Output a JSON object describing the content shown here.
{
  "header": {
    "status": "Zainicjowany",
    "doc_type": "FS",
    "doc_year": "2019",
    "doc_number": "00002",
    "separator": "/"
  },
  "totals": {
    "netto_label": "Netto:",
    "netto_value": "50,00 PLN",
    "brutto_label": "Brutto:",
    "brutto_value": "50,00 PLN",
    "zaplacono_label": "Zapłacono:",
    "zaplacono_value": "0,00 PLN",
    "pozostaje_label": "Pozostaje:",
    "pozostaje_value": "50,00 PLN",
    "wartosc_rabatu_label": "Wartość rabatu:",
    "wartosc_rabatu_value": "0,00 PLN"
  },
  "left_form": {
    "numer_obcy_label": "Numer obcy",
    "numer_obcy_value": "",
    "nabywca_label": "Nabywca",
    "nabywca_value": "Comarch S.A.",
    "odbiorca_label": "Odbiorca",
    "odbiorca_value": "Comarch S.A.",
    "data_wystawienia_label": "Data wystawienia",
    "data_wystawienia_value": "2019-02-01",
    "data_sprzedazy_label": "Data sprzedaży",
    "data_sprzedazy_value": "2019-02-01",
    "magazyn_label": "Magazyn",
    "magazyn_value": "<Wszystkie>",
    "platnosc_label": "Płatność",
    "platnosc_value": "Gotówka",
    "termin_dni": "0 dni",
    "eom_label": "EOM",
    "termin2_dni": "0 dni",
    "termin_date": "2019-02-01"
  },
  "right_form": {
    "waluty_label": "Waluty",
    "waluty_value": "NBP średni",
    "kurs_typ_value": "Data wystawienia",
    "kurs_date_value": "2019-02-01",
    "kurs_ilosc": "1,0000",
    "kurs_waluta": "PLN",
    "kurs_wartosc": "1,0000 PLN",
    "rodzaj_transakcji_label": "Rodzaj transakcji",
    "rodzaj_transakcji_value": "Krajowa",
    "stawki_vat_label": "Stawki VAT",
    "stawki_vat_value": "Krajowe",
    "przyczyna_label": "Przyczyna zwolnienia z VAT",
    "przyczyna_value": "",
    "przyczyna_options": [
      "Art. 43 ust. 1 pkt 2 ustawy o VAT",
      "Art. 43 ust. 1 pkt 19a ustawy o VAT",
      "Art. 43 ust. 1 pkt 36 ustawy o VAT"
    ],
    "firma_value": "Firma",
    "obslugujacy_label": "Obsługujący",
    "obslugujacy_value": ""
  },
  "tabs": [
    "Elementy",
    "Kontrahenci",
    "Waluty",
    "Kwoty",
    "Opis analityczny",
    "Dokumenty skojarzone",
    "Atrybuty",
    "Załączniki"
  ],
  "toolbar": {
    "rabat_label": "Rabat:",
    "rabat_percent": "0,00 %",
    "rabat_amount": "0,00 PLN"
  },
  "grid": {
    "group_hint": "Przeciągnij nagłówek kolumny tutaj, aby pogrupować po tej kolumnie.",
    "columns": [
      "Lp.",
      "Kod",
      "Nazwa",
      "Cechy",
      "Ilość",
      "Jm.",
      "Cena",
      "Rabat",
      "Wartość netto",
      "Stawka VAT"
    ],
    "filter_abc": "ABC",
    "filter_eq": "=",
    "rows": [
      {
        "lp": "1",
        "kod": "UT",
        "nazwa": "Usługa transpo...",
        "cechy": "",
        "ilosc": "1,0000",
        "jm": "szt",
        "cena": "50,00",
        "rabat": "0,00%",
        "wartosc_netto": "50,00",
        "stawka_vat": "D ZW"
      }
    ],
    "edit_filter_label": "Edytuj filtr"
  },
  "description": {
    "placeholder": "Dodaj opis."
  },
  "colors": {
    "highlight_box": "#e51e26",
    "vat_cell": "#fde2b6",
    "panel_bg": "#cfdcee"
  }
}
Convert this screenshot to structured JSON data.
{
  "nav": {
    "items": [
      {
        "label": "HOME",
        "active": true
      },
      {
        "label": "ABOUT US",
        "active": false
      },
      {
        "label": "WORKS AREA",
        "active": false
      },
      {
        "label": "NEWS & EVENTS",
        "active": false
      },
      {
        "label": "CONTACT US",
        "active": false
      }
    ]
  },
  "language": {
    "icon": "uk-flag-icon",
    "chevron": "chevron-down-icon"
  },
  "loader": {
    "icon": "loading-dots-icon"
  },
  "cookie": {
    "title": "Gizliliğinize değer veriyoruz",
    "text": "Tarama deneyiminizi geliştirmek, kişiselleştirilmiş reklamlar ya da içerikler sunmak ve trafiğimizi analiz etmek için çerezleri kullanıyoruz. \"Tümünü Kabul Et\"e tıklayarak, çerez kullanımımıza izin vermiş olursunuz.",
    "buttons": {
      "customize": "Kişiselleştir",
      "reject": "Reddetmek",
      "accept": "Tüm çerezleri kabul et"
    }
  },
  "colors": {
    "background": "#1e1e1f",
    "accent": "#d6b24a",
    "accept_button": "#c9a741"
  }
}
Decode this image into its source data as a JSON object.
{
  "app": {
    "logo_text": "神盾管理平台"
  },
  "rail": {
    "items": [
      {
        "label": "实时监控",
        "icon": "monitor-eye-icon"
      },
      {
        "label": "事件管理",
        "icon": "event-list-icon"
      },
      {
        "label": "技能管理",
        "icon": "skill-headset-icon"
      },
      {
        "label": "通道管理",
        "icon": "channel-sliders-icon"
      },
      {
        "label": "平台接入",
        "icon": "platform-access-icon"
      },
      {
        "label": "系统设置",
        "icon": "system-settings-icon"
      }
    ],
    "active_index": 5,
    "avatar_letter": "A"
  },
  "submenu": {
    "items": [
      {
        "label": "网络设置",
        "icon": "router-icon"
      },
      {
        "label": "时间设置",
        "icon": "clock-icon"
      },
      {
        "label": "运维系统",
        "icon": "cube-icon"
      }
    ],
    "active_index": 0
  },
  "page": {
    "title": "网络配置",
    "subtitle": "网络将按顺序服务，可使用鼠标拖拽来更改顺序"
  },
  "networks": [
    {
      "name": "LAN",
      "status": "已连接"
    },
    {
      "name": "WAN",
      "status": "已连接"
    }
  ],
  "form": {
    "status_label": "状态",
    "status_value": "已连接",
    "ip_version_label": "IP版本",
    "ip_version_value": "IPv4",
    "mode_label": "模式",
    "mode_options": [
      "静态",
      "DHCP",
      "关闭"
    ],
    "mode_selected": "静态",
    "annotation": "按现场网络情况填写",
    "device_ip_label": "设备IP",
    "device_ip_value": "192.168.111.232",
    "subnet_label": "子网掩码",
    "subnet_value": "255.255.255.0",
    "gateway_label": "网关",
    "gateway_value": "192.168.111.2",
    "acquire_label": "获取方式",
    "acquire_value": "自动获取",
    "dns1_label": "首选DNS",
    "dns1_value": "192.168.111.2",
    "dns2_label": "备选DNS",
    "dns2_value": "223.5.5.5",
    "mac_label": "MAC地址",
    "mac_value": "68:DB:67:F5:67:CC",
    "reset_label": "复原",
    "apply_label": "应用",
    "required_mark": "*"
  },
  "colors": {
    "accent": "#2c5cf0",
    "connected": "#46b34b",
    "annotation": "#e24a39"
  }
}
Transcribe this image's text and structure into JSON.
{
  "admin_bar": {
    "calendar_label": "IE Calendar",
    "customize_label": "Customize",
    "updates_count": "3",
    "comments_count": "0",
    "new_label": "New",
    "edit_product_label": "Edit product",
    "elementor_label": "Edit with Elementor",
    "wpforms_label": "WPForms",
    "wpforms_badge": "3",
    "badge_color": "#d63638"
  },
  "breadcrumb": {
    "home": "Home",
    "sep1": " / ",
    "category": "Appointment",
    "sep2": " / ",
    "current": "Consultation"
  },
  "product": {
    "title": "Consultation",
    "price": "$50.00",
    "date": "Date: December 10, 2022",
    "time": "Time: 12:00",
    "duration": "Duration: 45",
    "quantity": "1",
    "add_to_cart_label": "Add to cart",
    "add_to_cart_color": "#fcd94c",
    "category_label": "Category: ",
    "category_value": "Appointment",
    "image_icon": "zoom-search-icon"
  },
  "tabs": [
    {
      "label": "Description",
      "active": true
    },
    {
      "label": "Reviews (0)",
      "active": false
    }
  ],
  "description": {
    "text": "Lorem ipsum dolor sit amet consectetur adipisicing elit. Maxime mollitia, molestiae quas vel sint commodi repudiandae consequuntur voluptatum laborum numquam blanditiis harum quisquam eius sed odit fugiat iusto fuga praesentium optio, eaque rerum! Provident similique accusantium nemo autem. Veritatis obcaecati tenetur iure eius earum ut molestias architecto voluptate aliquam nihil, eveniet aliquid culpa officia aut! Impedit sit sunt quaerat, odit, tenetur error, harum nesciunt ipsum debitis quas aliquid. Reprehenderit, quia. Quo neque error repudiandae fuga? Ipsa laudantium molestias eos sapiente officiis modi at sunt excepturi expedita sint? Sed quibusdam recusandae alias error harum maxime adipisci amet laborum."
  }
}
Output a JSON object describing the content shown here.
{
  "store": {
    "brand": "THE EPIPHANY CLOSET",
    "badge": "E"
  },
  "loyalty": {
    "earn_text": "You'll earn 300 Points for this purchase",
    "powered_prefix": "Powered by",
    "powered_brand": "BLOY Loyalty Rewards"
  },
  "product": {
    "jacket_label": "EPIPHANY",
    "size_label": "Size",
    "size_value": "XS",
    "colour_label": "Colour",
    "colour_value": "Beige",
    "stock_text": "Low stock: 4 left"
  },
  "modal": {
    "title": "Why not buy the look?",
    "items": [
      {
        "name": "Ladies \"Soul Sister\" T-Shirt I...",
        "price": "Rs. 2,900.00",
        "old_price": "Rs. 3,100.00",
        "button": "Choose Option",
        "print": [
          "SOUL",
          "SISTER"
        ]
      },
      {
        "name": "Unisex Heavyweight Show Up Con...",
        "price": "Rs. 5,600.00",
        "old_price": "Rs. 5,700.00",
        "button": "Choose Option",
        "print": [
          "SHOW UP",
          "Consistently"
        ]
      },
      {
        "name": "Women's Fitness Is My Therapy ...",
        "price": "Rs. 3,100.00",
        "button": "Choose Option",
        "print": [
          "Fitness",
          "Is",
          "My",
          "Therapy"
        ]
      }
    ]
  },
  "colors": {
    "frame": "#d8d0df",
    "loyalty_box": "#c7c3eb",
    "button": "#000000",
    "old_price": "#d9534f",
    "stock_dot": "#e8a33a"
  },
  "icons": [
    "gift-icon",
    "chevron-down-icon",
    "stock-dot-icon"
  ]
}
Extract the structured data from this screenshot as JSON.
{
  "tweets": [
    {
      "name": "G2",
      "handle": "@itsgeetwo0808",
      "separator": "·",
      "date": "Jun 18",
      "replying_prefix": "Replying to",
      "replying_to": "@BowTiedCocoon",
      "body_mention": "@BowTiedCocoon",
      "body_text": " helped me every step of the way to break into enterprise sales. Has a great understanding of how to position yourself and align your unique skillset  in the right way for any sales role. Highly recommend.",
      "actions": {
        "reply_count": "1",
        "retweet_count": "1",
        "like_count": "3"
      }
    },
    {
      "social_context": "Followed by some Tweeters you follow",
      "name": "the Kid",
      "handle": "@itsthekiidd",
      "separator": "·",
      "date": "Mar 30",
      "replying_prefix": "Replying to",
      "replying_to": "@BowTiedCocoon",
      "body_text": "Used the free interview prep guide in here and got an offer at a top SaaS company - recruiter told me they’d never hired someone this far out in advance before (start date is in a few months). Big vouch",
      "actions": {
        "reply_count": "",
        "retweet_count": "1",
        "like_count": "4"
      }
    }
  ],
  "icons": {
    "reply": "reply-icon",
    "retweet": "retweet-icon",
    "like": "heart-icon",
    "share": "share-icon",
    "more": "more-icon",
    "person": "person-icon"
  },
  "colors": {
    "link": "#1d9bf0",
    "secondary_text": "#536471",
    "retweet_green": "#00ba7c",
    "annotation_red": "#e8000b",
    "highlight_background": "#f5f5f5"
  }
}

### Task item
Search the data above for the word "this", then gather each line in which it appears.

### Exercise answer
Convert this screenshot to structured JSON data.
Decode this image into its source data as a JSON object.
Transcribe this image's text and structure into JSON.
    "earn_text": "You'll earn 300 Points for this purchase",
Extract the structured data from this screenshot as JSON.
      "body_text": "Used the free interview prep guide in here and got an offer at a top SaaS company - recruiter told me they’d never hired someone this far out in advance before (start date is in a few months). Big vouch",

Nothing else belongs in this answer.